MATERIAL SHOWN section start

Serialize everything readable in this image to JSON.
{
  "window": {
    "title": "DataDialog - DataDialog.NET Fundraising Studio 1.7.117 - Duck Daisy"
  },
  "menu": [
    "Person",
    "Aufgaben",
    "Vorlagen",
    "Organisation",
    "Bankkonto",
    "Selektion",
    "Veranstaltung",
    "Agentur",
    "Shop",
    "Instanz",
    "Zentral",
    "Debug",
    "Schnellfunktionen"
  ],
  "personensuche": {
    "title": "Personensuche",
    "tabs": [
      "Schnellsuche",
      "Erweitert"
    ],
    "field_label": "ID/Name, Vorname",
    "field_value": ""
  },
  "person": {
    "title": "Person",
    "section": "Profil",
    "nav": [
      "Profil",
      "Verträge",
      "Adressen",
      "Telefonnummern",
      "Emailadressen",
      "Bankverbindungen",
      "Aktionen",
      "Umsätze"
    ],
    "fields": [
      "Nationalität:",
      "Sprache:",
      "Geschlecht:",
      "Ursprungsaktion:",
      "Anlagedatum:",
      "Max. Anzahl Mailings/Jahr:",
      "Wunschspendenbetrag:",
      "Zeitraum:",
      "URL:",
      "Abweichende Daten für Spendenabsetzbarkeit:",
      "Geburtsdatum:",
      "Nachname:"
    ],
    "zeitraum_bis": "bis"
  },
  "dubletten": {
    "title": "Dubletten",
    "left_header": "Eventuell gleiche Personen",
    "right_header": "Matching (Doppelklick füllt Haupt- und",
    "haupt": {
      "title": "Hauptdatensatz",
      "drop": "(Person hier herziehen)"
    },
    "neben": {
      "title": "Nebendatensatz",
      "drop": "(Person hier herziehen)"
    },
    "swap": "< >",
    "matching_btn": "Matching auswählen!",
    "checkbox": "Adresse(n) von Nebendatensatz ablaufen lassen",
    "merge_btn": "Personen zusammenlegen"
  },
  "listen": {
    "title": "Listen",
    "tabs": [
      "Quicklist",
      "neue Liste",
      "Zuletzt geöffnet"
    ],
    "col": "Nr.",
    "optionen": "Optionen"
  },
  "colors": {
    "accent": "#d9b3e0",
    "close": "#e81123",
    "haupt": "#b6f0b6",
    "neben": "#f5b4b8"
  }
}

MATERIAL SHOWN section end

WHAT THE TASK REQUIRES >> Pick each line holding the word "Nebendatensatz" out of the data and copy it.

OUTPUT FOR THIS TASK >>
      "title": "Nebendatensatz",
    "checkbox": "Adresse(n) von Nebendatensatz ablaufen lassen",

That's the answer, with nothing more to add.